- [EXERCISE DIRECTIONS] Count how many lines in the data below include "kind". Answer with the number only.

::::::

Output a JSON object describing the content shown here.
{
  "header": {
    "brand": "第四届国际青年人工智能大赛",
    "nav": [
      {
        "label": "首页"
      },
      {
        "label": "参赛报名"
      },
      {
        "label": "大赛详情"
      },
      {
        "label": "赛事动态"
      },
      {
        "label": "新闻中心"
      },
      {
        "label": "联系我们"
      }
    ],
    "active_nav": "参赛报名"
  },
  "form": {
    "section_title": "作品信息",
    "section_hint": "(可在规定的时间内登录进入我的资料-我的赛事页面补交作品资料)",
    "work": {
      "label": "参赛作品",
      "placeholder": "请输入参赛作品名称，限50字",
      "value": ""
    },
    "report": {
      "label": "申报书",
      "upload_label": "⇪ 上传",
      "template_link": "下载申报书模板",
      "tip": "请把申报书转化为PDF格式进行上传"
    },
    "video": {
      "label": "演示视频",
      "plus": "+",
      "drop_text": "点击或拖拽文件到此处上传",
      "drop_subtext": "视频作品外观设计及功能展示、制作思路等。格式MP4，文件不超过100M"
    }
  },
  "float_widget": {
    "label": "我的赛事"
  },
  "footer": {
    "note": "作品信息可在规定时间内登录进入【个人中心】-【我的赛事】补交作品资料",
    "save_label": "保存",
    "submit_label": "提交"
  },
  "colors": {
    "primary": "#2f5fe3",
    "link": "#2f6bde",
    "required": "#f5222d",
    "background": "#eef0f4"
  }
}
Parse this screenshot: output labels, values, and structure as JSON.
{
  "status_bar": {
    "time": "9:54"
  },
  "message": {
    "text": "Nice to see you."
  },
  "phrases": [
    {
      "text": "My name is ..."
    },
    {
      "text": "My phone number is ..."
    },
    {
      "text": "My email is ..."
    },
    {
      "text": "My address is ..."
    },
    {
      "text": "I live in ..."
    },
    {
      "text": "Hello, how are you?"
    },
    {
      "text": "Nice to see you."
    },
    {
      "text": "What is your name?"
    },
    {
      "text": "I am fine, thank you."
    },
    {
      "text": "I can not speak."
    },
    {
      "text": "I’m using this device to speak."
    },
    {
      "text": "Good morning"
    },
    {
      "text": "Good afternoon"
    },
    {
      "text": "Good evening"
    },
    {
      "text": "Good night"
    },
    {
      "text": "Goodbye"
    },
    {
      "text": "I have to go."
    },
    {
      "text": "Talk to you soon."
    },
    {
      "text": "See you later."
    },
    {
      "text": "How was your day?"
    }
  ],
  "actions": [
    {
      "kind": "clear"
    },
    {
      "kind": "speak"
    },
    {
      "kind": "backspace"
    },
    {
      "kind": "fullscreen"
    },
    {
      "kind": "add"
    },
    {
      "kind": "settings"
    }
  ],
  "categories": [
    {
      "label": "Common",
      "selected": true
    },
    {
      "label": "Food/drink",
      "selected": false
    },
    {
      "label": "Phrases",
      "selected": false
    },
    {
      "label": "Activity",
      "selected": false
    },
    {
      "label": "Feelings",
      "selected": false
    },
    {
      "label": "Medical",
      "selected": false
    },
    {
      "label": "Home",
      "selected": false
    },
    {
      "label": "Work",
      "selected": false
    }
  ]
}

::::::

- [RESPONSE AREA] 6